We put wrapping up presents pretty far down the list of essential things to do in December, or at least in daylight hours. It is far more important to keep staggering into the garden and the December focus might well be on fruit trees, and by this we mean fruits without stones and so that mainly means pears and apples. By now their branches should be well and truly bare leaving you able to assess the structure of the tree far more easily. Step back and make a plan: you are looking to encourage an open framework in a goblet shape with branches growing outwards, an open centre with branches that do not cross one another or touch.
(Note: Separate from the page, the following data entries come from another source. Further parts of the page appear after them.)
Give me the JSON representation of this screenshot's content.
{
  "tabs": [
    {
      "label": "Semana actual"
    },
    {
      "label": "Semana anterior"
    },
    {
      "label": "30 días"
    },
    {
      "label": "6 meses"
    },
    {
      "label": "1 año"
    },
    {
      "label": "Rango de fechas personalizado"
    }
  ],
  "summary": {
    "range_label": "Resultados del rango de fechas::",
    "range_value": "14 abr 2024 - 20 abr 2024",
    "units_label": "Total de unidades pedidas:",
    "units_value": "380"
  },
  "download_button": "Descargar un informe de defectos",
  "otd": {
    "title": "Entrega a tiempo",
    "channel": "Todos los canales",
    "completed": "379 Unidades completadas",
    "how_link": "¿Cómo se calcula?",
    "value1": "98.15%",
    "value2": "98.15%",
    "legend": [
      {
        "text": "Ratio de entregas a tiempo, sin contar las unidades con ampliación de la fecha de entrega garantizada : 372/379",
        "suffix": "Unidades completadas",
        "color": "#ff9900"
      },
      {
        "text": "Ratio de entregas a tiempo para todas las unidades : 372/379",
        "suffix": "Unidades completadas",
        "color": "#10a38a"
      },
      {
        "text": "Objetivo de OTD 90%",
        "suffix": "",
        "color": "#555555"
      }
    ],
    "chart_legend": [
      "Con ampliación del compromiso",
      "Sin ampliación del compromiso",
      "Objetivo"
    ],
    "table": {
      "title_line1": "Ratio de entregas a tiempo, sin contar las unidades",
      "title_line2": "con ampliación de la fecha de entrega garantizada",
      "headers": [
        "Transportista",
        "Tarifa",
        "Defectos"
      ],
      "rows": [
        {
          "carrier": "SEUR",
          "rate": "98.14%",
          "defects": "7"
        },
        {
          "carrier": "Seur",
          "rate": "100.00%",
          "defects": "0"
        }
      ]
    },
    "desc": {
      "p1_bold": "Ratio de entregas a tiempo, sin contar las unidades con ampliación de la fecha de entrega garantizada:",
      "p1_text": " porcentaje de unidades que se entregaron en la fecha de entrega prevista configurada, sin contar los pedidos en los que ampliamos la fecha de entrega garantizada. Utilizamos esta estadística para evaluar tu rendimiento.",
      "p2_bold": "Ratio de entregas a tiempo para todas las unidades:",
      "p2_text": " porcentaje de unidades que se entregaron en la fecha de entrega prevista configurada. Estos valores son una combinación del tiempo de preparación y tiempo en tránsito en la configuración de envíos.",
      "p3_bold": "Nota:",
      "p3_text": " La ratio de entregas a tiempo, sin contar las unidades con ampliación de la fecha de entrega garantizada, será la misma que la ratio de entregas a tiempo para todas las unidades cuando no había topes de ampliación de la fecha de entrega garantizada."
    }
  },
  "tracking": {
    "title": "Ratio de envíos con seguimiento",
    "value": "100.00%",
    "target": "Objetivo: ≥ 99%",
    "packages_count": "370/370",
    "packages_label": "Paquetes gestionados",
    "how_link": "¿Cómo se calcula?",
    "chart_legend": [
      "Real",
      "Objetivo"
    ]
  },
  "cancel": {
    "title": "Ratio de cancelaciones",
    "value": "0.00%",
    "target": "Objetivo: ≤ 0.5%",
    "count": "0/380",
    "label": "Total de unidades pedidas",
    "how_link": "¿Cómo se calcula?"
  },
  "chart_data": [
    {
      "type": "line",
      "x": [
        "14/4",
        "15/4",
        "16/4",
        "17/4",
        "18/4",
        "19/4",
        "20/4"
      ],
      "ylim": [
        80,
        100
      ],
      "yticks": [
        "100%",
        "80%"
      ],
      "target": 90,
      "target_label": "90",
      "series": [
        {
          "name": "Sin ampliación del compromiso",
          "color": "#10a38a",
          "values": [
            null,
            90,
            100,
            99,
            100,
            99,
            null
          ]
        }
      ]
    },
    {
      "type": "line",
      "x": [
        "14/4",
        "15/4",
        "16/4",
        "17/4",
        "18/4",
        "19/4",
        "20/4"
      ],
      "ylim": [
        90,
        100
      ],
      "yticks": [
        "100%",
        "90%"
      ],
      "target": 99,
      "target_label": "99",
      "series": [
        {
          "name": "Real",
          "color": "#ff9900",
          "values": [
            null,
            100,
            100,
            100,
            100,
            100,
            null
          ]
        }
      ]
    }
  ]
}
Branches that rub together will eventually cause a wound, a potential entry point for disease. Remove any dead, diseased or crossing branches and then look again to see how best to improve the shape of the tree. Use the sharpest pruning knife or secateurs you own, and then sharpen it again! For bigger branches use a pruning saw. A clean cut will heal more quickly. Disinfect your implements with Dettol between cuts to be really belts and braces so that you know you are not transferring infection from one branch or tree to another.
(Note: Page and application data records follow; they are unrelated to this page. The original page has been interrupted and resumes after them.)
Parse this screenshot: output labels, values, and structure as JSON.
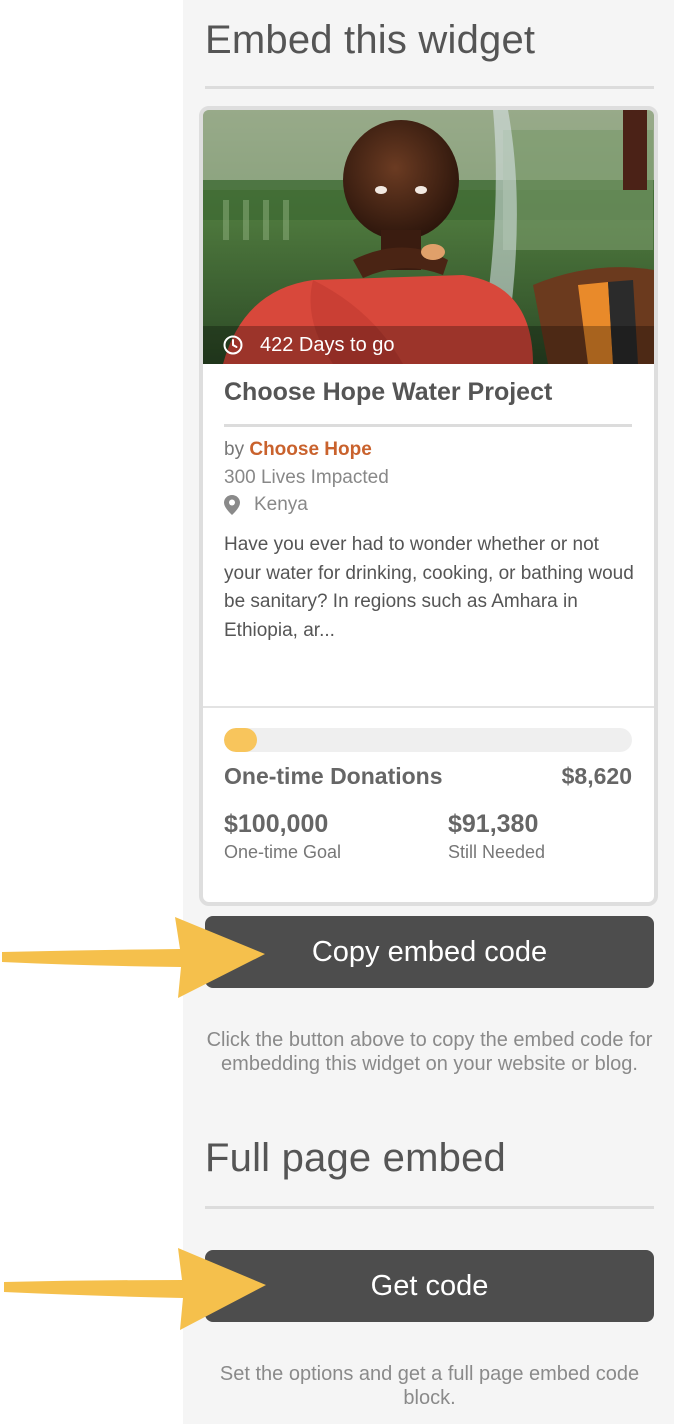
{
  "embed_section": {
    "title": "Embed this widget"
  },
  "widget": {
    "days_to_go": "422 Days to go",
    "title": "Choose Hope Water Project",
    "by_prefix": "by",
    "organization": "Choose Hope",
    "lives_impacted": "300 Lives Impacted",
    "location": "Kenya",
    "description": "Have you ever had to wonder whether or not your water for drinking, cooking, or bathing woud be sanitary? In regions such as Amhara in Ethiopia, ar...",
    "progress_fraction": 0.08,
    "donations_label": "One-time Donations",
    "donations_value": "$8,620",
    "goal_value": "$100,000",
    "goal_label": "One-time Goal",
    "needed_value": "$91,380",
    "needed_label": "Still Needed"
  },
  "copy_button": {
    "label": "Copy embed code"
  },
  "copy_help": "Click the button above to copy the embed code for embedding this widget on your website or blog.",
  "full_page_section": {
    "title": "Full page embed"
  },
  "get_code_button": {
    "label": "Get code"
  },
  "full_page_help": "Set the options and get a full page embed code block.",
  "colors": {
    "accent_org": "#c9622d",
    "progress": "#f8c55c",
    "button_bg": "#4d4d4d",
    "arrow": "#f5c04c"
  },
  "icons": {
    "days": "clock-icon",
    "location": "map-pin-icon",
    "annotation": "arrow-annotation"
  }
}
Rake up any cuttings and any rotting leaves and burn them, or take them to the dump. Sadly they are not compost worthy - too many fungal spores and funny diseases lurking there. But the ash from the bonfire can come in handy to mulch around your raspberries or just added to your compost heap as a good source of potash. Next make sure that you have a circle of bare earth of up to 90 cm in diameter around each fruit tree that you can then mulch. Removing weeds and grass prevents pests from reaching your tree and removes the competition for nutrients and water in the growing season. We have some great videos on exactly how to prune fruit trees at the various different stages. Make sure that tree ties are not too tight and check that your winter greasebands are in place to deter insects crawling up the trunk and laying eggs. And why not have a go with our organic Vitax winter tree wash. Only use this on completely bare trees and bear in mind that it can damage the green parts of any surrounding plants so protect them with polythene if necessary.
While you have your sharp pruning kit out, take a look at your bush roses and make sure that you have pruned them back sufficiently to protect them from windrock over the winter. And, just when you thought you had earned your gold star, have you pruned your soft fruit? That should have been done by now, but if not, consult the advice pages on the website so that you maximise your fruit output for the future.
Finally, winter winds can wreak havoc with climbers that have not been pruned back and tied in sufficiently. They can also take their toll on newly planted evergreen hedges or trees which need a windbreak of hessian or some such to protect them. Of course there is masses more but we don't want to put you off. Although if you need more then there is a bigger list on our site of December Gardening Jobs. So in you go for an early mince pie and a glass of mulled wine.......and a very, very Merry Christmas to you from all at Ashridge Nurseries.